Your instructions =
Read the data below. Every line holding the string "Student" must be copied.

Interface dataset entries

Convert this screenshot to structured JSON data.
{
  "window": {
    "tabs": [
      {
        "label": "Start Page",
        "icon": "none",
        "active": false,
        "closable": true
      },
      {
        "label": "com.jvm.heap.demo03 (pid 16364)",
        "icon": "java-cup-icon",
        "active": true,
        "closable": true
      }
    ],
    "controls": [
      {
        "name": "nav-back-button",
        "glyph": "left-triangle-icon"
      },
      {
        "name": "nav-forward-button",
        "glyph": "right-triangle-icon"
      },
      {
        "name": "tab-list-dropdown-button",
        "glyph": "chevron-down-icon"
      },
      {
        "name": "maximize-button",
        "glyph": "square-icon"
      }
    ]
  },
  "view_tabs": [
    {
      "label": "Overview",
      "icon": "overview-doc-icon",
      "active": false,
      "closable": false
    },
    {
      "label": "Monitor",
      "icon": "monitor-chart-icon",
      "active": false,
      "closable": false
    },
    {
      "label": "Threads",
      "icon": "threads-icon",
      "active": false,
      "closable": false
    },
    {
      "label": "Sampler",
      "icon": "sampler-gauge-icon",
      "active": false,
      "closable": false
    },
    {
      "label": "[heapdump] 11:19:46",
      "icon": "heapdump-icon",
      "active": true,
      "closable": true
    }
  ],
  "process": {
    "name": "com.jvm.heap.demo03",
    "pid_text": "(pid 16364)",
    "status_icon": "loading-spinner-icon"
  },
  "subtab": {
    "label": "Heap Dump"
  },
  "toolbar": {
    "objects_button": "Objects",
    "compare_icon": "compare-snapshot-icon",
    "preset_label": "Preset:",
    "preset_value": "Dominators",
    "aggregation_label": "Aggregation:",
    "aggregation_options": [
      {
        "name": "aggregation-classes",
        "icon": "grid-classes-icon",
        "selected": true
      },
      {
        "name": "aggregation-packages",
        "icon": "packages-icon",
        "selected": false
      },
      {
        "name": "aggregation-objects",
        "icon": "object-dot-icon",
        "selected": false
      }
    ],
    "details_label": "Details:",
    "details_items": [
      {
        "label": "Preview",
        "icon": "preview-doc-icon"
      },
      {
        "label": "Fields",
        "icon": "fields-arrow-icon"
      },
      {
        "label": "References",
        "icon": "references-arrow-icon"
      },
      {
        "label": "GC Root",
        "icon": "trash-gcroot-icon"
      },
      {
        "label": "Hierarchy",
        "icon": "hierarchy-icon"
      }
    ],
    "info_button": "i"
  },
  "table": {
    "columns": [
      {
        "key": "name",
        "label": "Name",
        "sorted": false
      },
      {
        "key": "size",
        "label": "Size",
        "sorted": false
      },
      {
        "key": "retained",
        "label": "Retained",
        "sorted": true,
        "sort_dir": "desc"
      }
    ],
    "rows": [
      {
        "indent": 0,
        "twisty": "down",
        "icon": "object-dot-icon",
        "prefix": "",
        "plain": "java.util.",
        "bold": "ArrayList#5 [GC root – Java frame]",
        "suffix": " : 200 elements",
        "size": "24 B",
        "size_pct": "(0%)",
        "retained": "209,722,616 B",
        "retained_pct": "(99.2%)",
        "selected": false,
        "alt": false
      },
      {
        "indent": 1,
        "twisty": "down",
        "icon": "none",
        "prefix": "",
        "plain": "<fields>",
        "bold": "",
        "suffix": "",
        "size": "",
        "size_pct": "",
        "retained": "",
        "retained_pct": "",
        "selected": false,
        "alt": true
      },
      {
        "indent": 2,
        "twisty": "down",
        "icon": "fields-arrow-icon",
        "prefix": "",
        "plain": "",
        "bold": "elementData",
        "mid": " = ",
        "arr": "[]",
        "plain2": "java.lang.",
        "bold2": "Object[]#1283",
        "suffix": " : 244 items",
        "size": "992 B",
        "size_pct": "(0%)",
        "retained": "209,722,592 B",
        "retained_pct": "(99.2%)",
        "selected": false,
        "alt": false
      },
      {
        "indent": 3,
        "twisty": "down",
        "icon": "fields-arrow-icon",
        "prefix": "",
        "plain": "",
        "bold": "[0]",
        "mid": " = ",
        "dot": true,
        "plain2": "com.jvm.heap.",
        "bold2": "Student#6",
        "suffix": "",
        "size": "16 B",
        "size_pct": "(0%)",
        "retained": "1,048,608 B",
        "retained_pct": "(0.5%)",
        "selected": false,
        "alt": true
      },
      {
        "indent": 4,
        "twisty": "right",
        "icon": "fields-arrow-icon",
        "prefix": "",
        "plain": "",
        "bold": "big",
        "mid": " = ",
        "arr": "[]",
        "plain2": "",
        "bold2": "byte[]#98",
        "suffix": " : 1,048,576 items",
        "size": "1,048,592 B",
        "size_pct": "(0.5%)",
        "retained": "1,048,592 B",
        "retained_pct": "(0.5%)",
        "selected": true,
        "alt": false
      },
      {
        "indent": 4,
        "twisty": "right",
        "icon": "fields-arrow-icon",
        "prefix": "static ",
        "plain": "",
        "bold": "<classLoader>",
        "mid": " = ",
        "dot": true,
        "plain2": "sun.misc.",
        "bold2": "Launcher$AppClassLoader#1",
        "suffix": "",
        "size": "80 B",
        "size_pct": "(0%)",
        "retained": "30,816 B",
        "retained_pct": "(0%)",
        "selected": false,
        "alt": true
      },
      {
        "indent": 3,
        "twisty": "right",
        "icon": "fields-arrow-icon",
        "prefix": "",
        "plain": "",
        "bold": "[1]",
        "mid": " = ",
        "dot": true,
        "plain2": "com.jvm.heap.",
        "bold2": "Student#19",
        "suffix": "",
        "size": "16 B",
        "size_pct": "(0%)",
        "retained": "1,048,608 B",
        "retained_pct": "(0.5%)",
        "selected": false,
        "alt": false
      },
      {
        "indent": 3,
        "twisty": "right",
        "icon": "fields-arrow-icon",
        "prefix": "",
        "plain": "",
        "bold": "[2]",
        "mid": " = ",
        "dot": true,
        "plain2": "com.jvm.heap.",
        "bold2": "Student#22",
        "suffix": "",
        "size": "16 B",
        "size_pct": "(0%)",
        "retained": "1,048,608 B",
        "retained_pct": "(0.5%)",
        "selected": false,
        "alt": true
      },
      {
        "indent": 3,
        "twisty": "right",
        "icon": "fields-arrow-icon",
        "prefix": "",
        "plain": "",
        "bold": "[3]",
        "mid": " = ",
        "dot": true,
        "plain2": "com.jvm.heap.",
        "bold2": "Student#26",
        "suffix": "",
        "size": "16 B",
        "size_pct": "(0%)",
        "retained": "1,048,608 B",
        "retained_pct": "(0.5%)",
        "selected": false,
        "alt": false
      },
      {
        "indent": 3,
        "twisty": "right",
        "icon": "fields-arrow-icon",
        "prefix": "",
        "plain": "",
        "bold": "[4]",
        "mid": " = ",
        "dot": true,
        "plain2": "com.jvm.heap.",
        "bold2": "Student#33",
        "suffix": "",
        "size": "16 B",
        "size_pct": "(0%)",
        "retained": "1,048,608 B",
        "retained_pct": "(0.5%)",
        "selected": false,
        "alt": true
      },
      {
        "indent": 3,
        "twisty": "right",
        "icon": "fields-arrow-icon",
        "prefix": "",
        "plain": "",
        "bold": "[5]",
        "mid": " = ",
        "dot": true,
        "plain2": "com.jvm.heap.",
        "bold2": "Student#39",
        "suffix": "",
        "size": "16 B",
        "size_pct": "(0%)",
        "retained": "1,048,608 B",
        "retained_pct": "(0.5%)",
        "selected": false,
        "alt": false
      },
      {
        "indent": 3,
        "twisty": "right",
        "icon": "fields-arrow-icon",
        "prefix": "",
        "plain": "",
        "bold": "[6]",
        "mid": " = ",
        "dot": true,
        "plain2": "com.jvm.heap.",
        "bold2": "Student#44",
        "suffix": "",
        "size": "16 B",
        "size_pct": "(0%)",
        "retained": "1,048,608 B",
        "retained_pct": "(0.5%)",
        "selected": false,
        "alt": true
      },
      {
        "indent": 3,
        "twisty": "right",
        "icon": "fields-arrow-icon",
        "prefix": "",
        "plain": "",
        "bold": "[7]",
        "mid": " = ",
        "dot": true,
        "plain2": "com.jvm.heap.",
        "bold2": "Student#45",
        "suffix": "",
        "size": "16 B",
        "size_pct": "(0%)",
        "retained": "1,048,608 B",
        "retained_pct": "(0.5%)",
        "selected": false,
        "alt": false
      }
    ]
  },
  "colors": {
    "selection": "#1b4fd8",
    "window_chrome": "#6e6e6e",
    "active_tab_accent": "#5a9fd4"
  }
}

Your response =
        "bold2": "Student#6",
        "bold2": "Student#19",
        "bold2": "Student#22",
        "bold2": "Student#26",
        "bold2": "Student#33",
        "bold2": "Student#39",
        "bold2": "Student#44",
        "bold2": "Student#45",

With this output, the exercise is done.